    In Ireland, the Irish nation has a very weak grip on its nation-state. Only a fool would place a bet on the long-term survival of it. In NI, you have an emerging threat from a newly engineered nation who seek to subvert the Irish state and you always have an EU policy that allows any other member of the EU to live here. Now, do the math on this: 20% of Ireland are EU nationals, and about 30% on “the island of Ireland” are this engineered NI nation, so that put the Irish nation dangerously close to being a minority on “the island of Ireland.” Let’s ignore the NI threat and focus on the EU threat: 20% of Ireland are EU nationals, so they can be expected to support the political system that allowed them to live and work in Ireland. Add to this the growing number who feel an affinity with the artifically engineered nationalism of European, and you get a dangerously high level of people who will vote to fully integrate with the EU, i.e. to give away the remaining sovereign powers of the state to foreign powers. The Irish nation doesn’t know how close it is to becoming a stateless nation.

    [i]”on the eu law point, the constitutional courts of every member state would disagree with you. i don’t dissent from the view that any secession could result in the EU flexing its muscle, but that doesn’t diminish the principle of right to self determination, only the physical ability to exercise it!”[/i]

    Now, now… who has bought the propaganda line about sovereignty merely being “pooled” rather than given away? (As if it is legitimate for a democracy to chose not to function as such but to allow others to determine its affairs without any consideration of what its affairs actually are under one-size-fits-all laws, policies and regulation). I cited the Supreme Court case on Slugger before, and if you try Googling either “Dave” or “The Dubliner” you should find it. If the powers were not being given away, kid, there would be no need for a referendum under the Irish constitution.

  • Dave

    Closing [i]italics[/i] (Hopefully)

  • Groundhog Day

    dave

    no need to resort to allegations of insanity. i’ve put forward a view on the right to self determination, and you have put forward a view, yours is no more irrefutable than any other view i’ve seen here. You appear to believe that even if the boundaries are gerrymandered, that the result is still valid.

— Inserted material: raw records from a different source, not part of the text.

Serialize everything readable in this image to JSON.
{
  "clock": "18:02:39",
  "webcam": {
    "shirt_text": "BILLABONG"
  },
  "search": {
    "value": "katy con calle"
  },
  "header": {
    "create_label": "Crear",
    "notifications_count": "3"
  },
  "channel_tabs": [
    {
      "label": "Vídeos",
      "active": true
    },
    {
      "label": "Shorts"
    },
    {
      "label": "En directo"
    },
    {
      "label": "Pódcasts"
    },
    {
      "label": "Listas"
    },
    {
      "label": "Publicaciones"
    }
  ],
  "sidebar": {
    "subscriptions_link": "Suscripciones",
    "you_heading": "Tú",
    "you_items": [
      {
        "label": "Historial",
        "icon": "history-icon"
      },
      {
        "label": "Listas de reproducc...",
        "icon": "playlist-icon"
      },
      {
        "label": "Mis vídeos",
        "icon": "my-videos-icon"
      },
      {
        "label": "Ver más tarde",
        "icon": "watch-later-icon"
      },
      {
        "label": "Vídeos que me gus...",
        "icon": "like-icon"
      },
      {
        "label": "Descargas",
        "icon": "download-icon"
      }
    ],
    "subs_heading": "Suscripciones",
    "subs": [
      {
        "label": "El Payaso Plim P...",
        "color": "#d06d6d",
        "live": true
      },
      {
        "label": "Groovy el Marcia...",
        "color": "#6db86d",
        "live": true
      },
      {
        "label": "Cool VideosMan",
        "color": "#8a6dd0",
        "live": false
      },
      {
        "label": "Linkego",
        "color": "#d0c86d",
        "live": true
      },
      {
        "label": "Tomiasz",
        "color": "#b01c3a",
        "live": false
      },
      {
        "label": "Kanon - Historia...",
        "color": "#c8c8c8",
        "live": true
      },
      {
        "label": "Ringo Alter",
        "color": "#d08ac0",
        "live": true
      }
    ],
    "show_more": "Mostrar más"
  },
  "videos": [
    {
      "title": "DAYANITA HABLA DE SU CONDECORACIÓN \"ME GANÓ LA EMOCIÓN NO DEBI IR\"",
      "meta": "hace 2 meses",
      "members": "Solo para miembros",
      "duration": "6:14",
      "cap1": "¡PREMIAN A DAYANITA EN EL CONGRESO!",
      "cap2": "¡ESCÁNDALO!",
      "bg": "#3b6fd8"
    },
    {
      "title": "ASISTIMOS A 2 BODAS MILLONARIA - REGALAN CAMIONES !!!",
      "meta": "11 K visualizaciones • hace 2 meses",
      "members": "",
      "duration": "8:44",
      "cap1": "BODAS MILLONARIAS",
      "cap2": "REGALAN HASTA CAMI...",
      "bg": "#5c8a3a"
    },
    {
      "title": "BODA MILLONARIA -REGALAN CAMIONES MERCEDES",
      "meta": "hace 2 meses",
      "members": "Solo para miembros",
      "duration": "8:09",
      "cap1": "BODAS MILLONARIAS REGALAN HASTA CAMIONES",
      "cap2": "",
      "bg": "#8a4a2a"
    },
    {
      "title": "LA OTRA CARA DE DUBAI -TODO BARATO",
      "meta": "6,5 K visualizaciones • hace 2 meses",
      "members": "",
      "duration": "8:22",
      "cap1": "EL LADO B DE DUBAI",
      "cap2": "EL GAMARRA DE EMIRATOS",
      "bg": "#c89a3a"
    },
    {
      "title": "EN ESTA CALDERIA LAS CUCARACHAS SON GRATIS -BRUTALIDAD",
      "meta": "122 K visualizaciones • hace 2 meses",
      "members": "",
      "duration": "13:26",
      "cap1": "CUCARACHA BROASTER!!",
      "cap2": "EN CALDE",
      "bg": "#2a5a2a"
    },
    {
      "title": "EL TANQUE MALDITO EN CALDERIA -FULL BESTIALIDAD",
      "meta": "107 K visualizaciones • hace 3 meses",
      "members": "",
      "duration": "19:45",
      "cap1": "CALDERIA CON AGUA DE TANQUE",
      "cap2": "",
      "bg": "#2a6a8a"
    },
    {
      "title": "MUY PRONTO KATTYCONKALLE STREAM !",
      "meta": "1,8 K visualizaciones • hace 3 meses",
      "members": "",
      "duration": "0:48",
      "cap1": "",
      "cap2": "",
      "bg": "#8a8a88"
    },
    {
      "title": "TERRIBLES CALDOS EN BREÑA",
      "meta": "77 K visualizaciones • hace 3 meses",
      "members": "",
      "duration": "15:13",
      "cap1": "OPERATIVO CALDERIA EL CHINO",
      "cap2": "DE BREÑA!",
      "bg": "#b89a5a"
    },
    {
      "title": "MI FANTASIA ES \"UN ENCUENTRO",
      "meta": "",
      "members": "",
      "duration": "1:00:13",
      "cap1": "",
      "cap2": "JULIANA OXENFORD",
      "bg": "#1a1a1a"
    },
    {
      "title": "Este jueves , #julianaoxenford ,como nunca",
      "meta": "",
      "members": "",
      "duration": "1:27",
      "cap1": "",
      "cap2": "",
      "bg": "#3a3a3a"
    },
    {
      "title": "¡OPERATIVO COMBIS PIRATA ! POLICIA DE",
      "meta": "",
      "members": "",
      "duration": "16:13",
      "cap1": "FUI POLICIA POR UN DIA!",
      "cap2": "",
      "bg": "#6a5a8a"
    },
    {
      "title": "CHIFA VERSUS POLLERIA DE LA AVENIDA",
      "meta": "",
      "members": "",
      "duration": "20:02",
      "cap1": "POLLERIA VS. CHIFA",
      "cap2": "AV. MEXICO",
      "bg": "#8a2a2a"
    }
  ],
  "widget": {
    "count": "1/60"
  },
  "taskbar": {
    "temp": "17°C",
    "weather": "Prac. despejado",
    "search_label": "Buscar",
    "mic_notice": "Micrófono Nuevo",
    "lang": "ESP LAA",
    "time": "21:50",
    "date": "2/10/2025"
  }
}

    not much content hidden in your rant

    picador,

    yeah, there was no 1921 referendum, i never said there was. the decision on whether to accept the treaty was debated in the second dail, but probably more importantly debated hard and long by the entire country. probably better participation than any referendum that we’ve had, although it was ultimately tested by arms. I’m no historical expert, but i suspect a referendum would not have carried the treaty. But yes, you’re right, the people were never asked directly in a referendum. Had things improved by 1998 by having a rigged referendum?

  • Peter Fyfe

    Groundhog Day

    In recent elections republicans who do not support the GFA put them selves forward as candidates. How well did they perform, they certainly did not have the endorsement of the Irish people in a fair election. If people objected to the GFA, they would not vote for parties who support it. That is not hard to understand. You ask for more peaceful alternatives. Here is a simple one, win the arguement and get the irish people to support you. If they don’t and you think it is okay to take up arms to oppose THEIR views, then you have no understanding of the word republican. What is the point of a republic if the democratic wishes of the Irish people are ignored? It took me along time to get to grips with the fact a unionist vote does not equal an armed british occupation no matter how many times you say it. Maybe you should think about that.

  • picador